----- RECORDS FOR THIS TASK -----

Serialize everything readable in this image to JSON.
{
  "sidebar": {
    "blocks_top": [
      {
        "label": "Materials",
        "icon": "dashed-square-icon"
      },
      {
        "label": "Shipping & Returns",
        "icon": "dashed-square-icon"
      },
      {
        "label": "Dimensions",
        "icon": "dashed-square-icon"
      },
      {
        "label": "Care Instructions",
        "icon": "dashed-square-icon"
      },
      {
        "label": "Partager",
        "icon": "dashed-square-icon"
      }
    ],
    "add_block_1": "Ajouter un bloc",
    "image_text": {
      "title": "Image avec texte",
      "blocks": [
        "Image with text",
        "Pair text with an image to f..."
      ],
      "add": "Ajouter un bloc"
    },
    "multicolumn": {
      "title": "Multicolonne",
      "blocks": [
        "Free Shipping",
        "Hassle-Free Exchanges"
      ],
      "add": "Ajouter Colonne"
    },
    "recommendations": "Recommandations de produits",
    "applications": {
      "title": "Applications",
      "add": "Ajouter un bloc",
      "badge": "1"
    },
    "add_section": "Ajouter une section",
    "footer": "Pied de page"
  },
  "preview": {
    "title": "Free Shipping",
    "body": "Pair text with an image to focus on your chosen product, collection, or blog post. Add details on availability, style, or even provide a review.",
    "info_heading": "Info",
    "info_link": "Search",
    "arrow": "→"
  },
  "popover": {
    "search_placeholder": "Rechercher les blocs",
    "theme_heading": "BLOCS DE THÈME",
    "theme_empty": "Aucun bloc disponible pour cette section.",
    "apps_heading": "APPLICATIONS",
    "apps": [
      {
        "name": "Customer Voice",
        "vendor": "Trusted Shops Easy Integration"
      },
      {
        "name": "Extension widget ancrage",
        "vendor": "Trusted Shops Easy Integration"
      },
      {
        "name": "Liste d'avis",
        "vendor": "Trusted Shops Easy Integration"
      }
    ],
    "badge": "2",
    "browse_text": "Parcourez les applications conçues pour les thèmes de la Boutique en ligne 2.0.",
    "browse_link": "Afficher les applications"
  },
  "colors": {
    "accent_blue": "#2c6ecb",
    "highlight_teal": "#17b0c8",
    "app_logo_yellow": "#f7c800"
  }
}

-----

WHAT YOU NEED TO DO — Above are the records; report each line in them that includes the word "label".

EXERCISE ANSWER —
        "label": "Materials",
        "label": "Shipping & Returns",
        "label": "Dimensions",
        "label": "Care Instructions",
        "label": "Partager",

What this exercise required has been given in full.